However, you have some needs to address – like how do you protect the family farm and provide an inheritance for your non-farming children. There’s a truism in life – you can’t spend the same dollar twice. I see this quite commonly in planning where someone says “Yes, I have money to pay for long-term care and I’m going to use this money to go our non-farming children.” My answer is always ‘Well, which is it – use for long-term care? Or go to non-farming children? You can’t have it go both ways! If you need care, does that mean the non-farm children will watch their inheritance disappear? Or does the farming child then have to make up the difference?”

It seems like a simple question, yet this is the most unanswered question in estate planning today and maybe one in 100 have it adequately covered where it’s guaranteed.

The solution is simple.
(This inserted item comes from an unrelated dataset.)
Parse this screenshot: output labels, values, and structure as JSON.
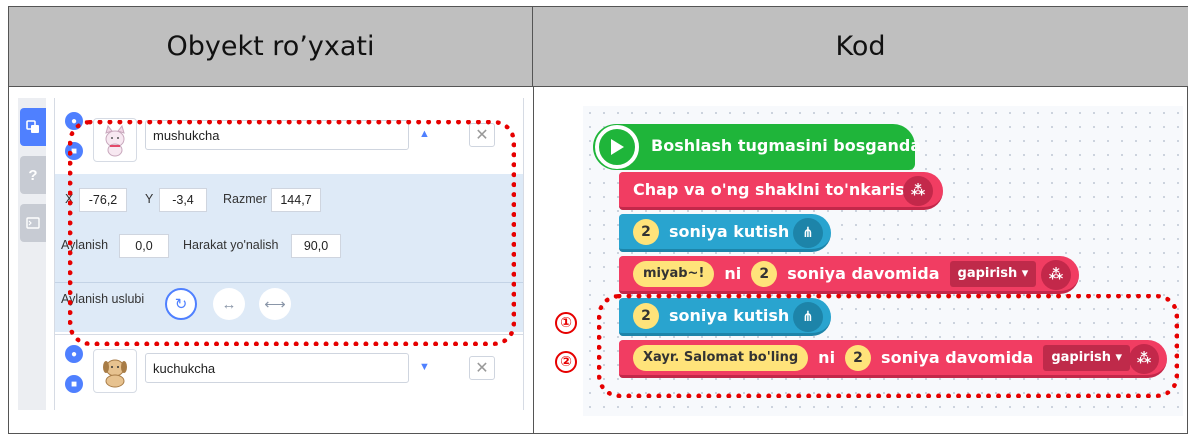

Take some of the income you are putting into savings and buy a long-term care policy of at least five years duration. In your 60s, you might find this type of coverage. Just like you insure your crops, your machinery and your buildings for disaster, maybe it’s time to think about insuring your body for disaster, as well. Besides, you don’t want to be a financial and physical burden on your family. If paying premiums bothers you, you can use a return of premium to your heirs or a life insurance benefit of more than your premiums!

Also, at your age, you and your son (he has a vested interest in this, as well) should take a look at insuring yourselves with a second-to-die life insurance policy. The costs on these are 50 to 60 percent of the death benefit if you live to 100. In other words, maximum costs might only be 50 cents per dollar.

When you’re planning an estate, plan it like you do your farm operation. You insure your crops, insure your buildings, insure your machinery, and, for far less costs, you can insure your body in case it breaks down, and insure your son’s future on the family farm.

Who doesn’t like getting things for 50 percent off? You also get tax credits and write-offs.

Sign up for our Weekly newsletter

* I understand and agree that registration on or use of this site constitutes agreement to its user agreement and privacy policy.

Michael Baron provides estate planning guidance at Great Plains Diversified Services in Bismarck, North Dakota. Email him at


Michael Baron provides estate planning guidance at Great Plains Diversified Services in Bismarck, North Dakota.